  • Portfolio transaction costs
  • Custody account management costs, if applicable

Compared to umbrella funds, ELTIFs are significantly more cost-transparent. They do not pay any additional fees to the target funds, i.e. they do not include double fee constructs.

Compared to private equity products, ELTIFs are at an advantage when it comes to tax. An ELTIF is not treated as an investment for tax purposes, but as a fund. Withholding tax is therefore payable. 


Each ELTIF ends after a set term defined by the fund management at the outset. The legislator has not specified any requirements for the term length. As a rule, investors cannot withdraw their capital from the fund before the end of the term. Fund managers can extend the term twice. 
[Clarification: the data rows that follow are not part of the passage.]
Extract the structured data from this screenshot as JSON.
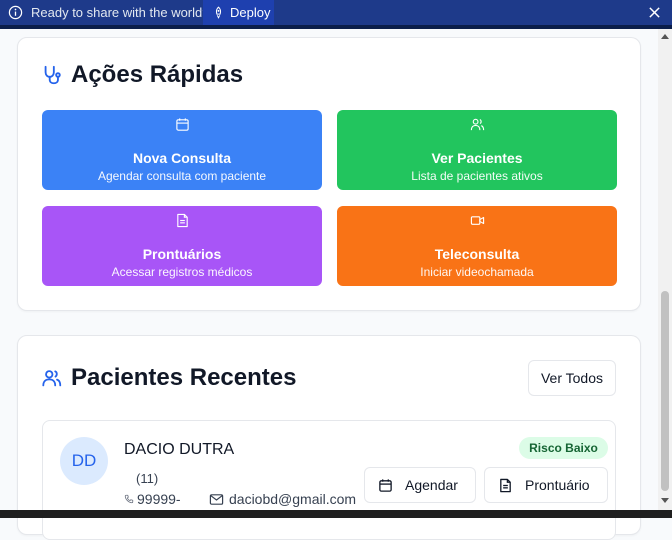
{
  "banner": {
    "message": "Ready to share with the world?",
    "deploy_label": "Deploy"
  },
  "quick_actions": {
    "title": "Ações Rápidas",
    "tiles": [
      {
        "label": "Nova Consulta",
        "subtitle": "Agendar consulta com paciente",
        "color": "#3b82f6",
        "icon": "calendar-icon"
      },
      {
        "label": "Ver Pacientes",
        "subtitle": "Lista de pacientes ativos",
        "color": "#22c55e",
        "icon": "users-icon"
      },
      {
        "label": "Prontuários",
        "subtitle": "Acessar registros médicos",
        "color": "#a855f7",
        "icon": "file-text-icon"
      },
      {
        "label": "Teleconsulta",
        "subtitle": "Iniciar videochamada",
        "color": "#f97316",
        "icon": "video-icon"
      }
    ]
  },
  "recent_patients": {
    "title": "Pacientes Recentes",
    "view_all_label": "Ver Todos",
    "patients": [
      {
        "initials": "DD",
        "name": "DACIO DUTRA",
        "risk": "Risco Baixo",
        "phone_line1": "(11)",
        "phone_line2": "99999-",
        "email": "daciobd@gmail.com",
        "schedule_label": "Agendar",
        "record_label": "Prontuário"
      }
    ]
  }
}
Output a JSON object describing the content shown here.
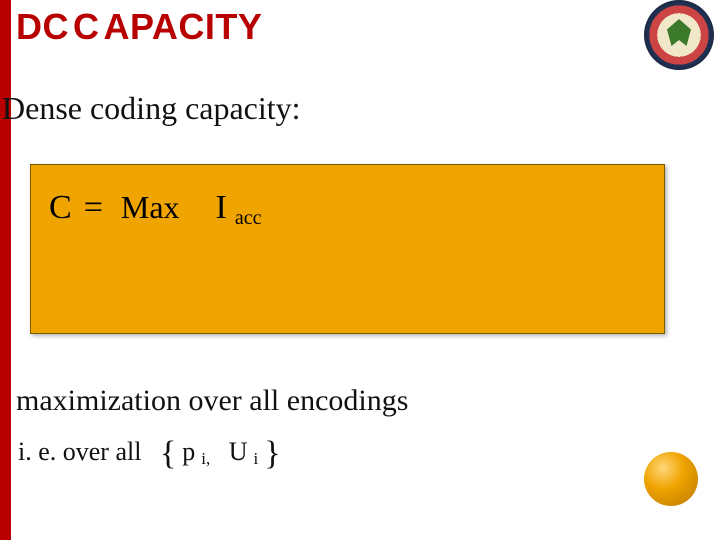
{
  "colors": {
    "accent_red": "#b80000",
    "formula_bg": "#f0a400",
    "text": "#111111"
  },
  "header": {
    "title_prefix": "DC ",
    "title_word_first": "C",
    "title_word_rest": "APACITY"
  },
  "logo": {
    "name": "institute-seal"
  },
  "subtitle": "Dense coding capacity:",
  "formula": {
    "lhs": "C",
    "equals": "=",
    "operator": "Max",
    "symbol": "I",
    "subscript": "acc"
  },
  "note1": "maximization over all encodings",
  "note2": {
    "prefix": "i. e. over all",
    "brace_open": "{",
    "item1": "p",
    "item1_sub": "i,",
    "item2": "U",
    "item2_sub": "i",
    "brace_close": "}"
  }
}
However, for ELTIFs, there is the option of announcing a redemption of shares on a valuation day and redeeming shares under specific conditions on each banking day (the “valuation day”) either after the expiry of five years from the launch of the fund or, if earlier, from the date when specific investment restrictions are met. This varies from fund to fund. Investors can find out about this in the legally prescribed sales documents. 

ELTIFs in the magic square

The potential of ELTIFs in the magic square of investments lies particularly in the earnings potential and the possibility of a sustainable contribution to the real economy: the lack of liquidity of long-term investments is offset by attractive returns.


With European Long Term Investment Funds (ELTIFs), politics has taken a significant and promising step towards providing retail investors with access to markets previously reserved for large institutional investors.

With the new ELTIF Regulation, even more investors now have the opportunity to invest in the European real economy via ELTIFs – and thus contribute their capital to where it can make a big difference.

¹ The management company of klimaVest is Commerz Real Fund Management S.à r.l.
² Calculated using the BVI method (excluding initial charge, distribution reinvested immediately). The calculation of the performance scenarios can be found here. Statements on target returns and planned profit distributions are not reliable indicators of future performance. 
³ Prerequisite for classification as a cooperative third country:  
- Legislation does not allow money laundering and terrorism financing (according to FATF = Financial Action Task Force
- Has signed Article 26 of the OECD Model Tax Treaty with the country where the ELTIF is based and with the countries where it is to be marketed
⁴ www.commerzbank.de/wertpapier/de/research/fonds/fondsportraet/KLV100.html 
⁵ Fact sheet: 2021 CMU package - European Long-TermInvestment Funds (ELTIFs) (europa.eu)
⁶ www.klimavest.de/Downloads
⁷ https://www.cash-online.de/a/endlich-kann-der-eltif-sein-volles-potenzial-entfalten-644830/
⁸ https://www.scopegroup.com/dam/jcr:9b69aff6-a8d5-45ac-871f-8521633cedb1/Scope%20ELTIF%20Studie%20final.pdf